WHAT TO DO ▸ Please print each entry below exactly as it reads.

Dataset rows for apps and sites ▸

%%

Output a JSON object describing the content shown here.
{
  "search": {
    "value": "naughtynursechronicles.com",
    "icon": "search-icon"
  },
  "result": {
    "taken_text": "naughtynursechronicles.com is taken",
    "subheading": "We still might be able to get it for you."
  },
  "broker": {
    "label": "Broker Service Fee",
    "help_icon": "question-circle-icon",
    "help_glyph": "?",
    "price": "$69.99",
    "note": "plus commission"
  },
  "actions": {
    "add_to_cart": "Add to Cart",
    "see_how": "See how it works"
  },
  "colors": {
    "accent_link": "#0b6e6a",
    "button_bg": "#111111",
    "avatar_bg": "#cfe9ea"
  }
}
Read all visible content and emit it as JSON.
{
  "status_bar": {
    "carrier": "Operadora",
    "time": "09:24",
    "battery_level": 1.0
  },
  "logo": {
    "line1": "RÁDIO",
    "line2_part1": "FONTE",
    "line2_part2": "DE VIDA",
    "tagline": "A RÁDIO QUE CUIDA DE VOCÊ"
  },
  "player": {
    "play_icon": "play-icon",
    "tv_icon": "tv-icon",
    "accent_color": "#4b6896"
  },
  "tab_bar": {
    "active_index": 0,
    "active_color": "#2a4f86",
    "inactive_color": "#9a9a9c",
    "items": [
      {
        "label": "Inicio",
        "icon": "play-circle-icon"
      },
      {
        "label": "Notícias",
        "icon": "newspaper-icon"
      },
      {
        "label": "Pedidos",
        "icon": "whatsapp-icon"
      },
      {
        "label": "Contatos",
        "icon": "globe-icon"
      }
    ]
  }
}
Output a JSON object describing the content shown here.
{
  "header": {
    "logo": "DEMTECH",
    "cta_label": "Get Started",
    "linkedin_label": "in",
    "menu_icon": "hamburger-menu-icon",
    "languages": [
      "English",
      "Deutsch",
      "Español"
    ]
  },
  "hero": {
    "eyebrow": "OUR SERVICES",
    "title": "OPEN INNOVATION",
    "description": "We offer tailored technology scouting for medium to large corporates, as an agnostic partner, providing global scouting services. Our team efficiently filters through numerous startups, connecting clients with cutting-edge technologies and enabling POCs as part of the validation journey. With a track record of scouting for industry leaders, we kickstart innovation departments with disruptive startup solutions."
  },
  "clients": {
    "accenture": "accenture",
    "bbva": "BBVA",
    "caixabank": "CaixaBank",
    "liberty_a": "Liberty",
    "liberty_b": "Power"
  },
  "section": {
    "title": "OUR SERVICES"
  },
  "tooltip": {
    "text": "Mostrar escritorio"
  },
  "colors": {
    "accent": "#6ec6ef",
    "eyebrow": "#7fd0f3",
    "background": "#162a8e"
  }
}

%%

RESPONSE TO THE TASK ▸
Output a JSON object describing the content shown here.
{
  "search": {
    "value": "naughtynursechronicles.com",
    "icon": "search-icon"
  },
  "result": {
    "taken_text": "naughtynursechronicles.com is taken",
    "subheading": "We still might be able to get it for you."
  },
  "broker": {
    "label": "Broker Service Fee",
    "help_icon": "question-circle-icon",
    "help_glyph": "?",
    "price": "$69.99",
    "note": "plus commission"
  },
  "actions": {
    "add_to_cart": "Add to Cart",
    "see_how": "See how it works"
  },
  "colors": {
    "accent_link": "#0b6e6a",
    "button_bg": "#111111",
    "avatar_bg": "#cfe9ea"
  }
}
Read all visible content and emit it as JSON.
{
  "status_bar": {
    "carrier": "Operadora",
    "time": "09:24",
    "battery_level": 1.0
  },
  "logo": {
    "line1": "RÁDIO",
    "line2_part1": "FONTE",
    "line2_part2": "DE VIDA",
    "tagline": "A RÁDIO QUE CUIDA DE VOCÊ"
  },
  "player": {
    "play_icon": "play-icon",
    "tv_icon": "tv-icon",
    "accent_color": "#4b6896"
  },
  "tab_bar": {
    "active_index": 0,
    "active_color": "#2a4f86",
    "inactive_color": "#9a9a9c",
    "items": [
      {
        "label": "Inicio",
        "icon": "play-circle-icon"
      },
      {
        "label": "Notícias",
        "icon": "newspaper-icon"
      },
      {
        "label": "Pedidos",
        "icon": "whatsapp-icon"
      },
      {
        "label": "Contatos",
        "icon": "globe-icon"
      }
    ]
  }
}
Output a JSON object describing the content shown here.
{
  "header": {
    "logo": "DEMTECH",
    "cta_label": "Get Started",
    "linkedin_label": "in",
    "menu_icon": "hamburger-menu-icon",
    "languages": [
      "English",
      "Deutsch",
      "Español"
    ]
  },
  "hero": {
    "eyebrow": "OUR SERVICES",
    "title": "OPEN INNOVATION",
    "description": "We offer tailored technology scouting for medium to large corporates, as an agnostic partner, providing global scouting services. Our team efficiently filters through numerous startups, connecting clients with cutting-edge technologies and enabling POCs as part of the validation journey. With a track record of scouting for industry leaders, we kickstart innovation departments with disruptive startup solutions."
  },
  "clients": {
    "accenture": "accenture",
    "bbva": "BBVA",
    "caixabank": "CaixaBank",
    "liberty_a": "Liberty",
    "liberty_b": "Power"
  },
  "section": {
    "title": "OUR SERVICES"
  },
  "tooltip": {
    "text": "Mostrar escritorio"
  },
  "colors": {
    "accent": "#6ec6ef",
    "eyebrow": "#7fd0f3",
    "background": "#162a8e"
  }
}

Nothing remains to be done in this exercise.